If you’re one of the 150 million-plus investors in America and telling people today’s massive sell-off is “not a big deal” you would be considered a big fat liar. Everyone is impacted, and the economic headwinds the country is suddenly facing means the violent volatility and market slide is likely to continue well into the fall season.
First, the ongoing trade dispute is clearly an issue, which causes all us to place any macro data out of China under the proverbial microscope. For instance, released at 6:00am NYT today, Wall Street was provided with China’s industrial output number. The weaker-than-expected print slowed to 4.8 percent in July from a year earlier, the weakest growth in 17 years.
In addition, we received information on Germany’s negative GDP number, which raised the risk that Europe’s largest economy is on the verge of falling into a recession. According to CNBC, the “Euro zone GDP grew by just 0.2 percent quarter-on-quarter, a significant slowdown from the 0.4 percent growth in the fourth quarter.”
Second, on the domestic front, the quarterly earnings numbers from Macy’s (NYSE: M) were horrific. The 160-year old retailer still hasn’t figured out the Achilles’ heel of retailing: inventory control. According to YahooFinance, Macy’s “blamed a bigger-than-expected decline in tourist spending along with weak demand for its own-brand women’s sportswear and for warm weather apparel” for the earnings miss.
Customers who ask Macy’s sales associates if a specific item “is in the back” should feel confident that it actually is.
Adding to the pessimism, the inverted 2/10 Treasury yield is suggesting a recession is on the horizon, which turned out to be the exclamation point for today’s perfect storm.
Wall Street likes to connect the dots when forecasting fiscal events; and when China gives us bad news and our largest retailer does the same, the compounding effect takes place in a traders’ psyche and the end result is a slide to the downside. The problem is it seems the entire world is slowing down, and this is the scary scenario for investors.
So everyone wants to know what to do. As Wellington & Co.’s Ian Cooper mentioned this morning, “after a yield inversion, investors push into utilities for safety, as demand for electricity and gas remain a steady need. In addition, stocks like these offer higher dividends and cash flow.”
Despite the Dow Jones Utility Average (INDEXDJX: DJU) giving up 0.85 percent today, it was minor in comparison to the Dow’s 3.05 percent decline.

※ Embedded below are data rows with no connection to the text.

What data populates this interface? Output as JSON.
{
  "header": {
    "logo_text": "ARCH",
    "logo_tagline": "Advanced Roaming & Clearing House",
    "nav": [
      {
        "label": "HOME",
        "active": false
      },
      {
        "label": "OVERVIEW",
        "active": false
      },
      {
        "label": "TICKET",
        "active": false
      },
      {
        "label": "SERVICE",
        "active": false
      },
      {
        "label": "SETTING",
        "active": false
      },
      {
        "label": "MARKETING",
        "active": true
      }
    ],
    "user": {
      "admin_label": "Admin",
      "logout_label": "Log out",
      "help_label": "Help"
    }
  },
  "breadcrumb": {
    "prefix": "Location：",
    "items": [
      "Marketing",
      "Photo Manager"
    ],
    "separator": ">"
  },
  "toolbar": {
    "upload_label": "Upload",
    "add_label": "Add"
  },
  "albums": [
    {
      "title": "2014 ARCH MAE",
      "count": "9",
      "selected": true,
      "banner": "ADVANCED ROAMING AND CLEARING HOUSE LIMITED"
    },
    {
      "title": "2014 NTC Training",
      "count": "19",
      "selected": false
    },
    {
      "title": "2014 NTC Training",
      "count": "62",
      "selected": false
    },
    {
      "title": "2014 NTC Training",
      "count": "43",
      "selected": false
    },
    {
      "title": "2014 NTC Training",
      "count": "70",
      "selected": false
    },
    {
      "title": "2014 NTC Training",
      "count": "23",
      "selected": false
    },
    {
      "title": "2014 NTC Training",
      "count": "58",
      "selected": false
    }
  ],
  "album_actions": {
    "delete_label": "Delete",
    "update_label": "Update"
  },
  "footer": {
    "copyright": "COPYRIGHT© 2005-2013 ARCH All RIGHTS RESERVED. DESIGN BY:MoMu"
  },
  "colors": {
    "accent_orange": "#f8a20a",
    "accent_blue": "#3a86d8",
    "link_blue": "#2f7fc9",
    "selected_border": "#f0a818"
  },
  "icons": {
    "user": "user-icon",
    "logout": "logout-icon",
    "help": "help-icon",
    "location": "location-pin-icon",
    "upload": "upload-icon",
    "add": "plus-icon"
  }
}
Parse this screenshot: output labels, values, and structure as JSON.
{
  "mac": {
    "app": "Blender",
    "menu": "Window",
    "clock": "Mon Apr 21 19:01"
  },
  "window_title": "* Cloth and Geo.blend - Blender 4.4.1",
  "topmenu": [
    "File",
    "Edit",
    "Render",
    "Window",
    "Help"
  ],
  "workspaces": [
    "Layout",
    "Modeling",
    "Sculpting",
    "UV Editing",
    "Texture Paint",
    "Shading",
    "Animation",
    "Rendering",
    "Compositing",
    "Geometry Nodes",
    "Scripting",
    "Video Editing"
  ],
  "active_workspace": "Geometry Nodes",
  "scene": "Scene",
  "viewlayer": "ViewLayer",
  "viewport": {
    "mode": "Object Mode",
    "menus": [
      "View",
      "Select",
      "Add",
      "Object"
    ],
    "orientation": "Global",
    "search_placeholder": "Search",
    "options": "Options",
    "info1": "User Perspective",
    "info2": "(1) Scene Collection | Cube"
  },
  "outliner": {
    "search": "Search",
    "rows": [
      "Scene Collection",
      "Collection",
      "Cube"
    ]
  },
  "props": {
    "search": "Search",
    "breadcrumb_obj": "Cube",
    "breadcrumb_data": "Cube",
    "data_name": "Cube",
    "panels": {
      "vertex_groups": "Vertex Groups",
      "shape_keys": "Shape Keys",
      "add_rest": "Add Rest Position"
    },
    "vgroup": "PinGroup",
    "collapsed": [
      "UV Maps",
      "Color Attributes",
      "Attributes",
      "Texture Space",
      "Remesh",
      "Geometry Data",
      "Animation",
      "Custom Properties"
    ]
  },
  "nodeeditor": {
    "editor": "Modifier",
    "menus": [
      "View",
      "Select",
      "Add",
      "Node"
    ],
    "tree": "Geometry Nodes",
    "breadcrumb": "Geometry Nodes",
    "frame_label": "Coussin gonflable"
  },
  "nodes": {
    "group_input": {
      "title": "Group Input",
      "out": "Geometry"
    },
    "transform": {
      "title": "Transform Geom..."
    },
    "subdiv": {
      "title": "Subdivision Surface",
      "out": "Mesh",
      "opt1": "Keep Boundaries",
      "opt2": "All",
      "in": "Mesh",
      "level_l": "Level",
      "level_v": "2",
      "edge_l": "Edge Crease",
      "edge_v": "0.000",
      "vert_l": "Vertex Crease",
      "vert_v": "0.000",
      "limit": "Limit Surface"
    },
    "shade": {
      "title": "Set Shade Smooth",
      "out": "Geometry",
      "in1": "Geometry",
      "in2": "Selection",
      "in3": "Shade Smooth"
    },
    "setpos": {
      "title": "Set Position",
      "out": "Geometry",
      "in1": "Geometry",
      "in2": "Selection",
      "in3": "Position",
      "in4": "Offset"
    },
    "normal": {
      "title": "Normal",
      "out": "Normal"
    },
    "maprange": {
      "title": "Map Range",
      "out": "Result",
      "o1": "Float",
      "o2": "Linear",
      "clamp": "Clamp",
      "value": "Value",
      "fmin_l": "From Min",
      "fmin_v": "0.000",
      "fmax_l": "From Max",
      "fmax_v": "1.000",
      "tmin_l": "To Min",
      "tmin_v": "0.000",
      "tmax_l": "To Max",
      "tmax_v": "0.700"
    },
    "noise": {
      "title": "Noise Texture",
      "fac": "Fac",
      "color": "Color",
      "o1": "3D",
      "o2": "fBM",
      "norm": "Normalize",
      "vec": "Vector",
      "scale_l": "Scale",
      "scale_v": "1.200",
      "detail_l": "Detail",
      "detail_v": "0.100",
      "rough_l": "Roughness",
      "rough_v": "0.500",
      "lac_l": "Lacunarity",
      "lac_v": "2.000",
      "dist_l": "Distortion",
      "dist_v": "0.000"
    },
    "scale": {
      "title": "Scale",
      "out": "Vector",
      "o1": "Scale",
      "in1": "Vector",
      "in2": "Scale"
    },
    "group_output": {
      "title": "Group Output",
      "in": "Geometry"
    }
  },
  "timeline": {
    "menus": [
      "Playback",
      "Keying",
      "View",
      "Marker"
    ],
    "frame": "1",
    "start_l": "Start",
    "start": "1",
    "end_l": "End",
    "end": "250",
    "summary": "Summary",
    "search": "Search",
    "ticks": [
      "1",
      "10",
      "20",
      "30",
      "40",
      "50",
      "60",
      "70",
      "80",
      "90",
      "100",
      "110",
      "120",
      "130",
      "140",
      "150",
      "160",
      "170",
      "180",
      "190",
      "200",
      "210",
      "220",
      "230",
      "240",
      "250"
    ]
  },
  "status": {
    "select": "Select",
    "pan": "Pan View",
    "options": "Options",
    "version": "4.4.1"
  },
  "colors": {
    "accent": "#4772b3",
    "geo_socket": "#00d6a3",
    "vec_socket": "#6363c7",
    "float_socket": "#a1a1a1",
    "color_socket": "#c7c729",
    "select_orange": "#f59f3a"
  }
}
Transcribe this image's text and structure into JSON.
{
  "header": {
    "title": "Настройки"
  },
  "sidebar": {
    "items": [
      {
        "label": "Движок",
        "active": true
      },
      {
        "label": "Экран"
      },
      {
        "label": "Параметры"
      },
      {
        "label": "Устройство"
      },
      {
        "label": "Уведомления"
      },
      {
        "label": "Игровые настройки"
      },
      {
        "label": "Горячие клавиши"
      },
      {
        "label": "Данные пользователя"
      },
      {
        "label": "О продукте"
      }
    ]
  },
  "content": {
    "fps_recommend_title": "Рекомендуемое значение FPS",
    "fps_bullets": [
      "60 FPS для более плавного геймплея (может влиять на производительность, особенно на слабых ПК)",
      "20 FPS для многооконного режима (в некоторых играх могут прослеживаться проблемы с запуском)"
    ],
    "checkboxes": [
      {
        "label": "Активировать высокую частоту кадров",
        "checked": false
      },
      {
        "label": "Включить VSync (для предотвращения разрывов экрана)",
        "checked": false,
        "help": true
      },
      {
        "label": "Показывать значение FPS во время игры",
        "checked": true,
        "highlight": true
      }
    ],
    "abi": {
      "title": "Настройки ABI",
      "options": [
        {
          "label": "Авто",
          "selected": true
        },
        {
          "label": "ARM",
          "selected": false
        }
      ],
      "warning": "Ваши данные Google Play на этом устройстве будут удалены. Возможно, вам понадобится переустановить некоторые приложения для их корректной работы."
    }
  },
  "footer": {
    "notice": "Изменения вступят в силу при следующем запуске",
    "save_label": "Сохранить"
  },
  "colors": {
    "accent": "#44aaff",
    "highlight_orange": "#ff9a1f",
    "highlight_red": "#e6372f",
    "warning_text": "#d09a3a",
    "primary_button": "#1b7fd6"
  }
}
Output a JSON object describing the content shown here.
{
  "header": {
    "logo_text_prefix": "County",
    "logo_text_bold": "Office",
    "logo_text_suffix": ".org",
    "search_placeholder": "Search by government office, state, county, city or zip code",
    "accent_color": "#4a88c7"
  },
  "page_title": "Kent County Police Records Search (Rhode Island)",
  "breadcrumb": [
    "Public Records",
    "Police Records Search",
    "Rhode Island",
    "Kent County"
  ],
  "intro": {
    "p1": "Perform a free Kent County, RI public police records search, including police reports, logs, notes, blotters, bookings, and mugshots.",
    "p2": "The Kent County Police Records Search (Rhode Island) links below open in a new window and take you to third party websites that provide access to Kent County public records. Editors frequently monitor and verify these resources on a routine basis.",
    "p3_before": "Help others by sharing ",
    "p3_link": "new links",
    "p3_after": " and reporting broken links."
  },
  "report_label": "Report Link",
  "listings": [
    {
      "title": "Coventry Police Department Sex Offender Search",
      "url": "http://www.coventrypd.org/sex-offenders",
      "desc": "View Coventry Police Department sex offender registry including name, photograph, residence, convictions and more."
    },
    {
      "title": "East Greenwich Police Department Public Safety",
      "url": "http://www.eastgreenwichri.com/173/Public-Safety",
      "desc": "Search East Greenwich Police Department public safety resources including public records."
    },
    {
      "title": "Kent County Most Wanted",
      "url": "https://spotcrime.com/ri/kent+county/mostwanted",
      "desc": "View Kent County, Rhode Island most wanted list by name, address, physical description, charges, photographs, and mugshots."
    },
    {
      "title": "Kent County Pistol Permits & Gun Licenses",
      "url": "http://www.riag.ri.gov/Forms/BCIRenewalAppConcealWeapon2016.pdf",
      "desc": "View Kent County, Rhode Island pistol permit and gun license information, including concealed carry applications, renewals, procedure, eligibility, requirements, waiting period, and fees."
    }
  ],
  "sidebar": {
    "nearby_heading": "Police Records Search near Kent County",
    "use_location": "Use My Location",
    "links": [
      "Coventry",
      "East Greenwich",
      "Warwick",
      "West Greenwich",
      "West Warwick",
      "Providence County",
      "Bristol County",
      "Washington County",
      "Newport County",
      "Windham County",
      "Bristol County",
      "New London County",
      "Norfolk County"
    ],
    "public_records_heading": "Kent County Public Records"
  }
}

Cooper suggested investors take a look at Duke Energy (NYSE: DUK) because of its healthy 4.26 percent dividend yield, and Dominion Energy (NYSE: D) due to its 4.87 percent dividend.
For those in New York, my suggestion is for investors to review National Grid (NYSE: NGG). The Northeastern utility pays an eye-popping 6.13 percent dividend.
As of this time, the President sent a Tweet about having a “personal meeting” with China’s Xi over the Hong Kong crisis just as the country fixed its daily yuan midpoint at 7.0268, which was much weaker than expected. Dow futures are +0.25 percent in the evening session.
Stay tuned for tomorrow…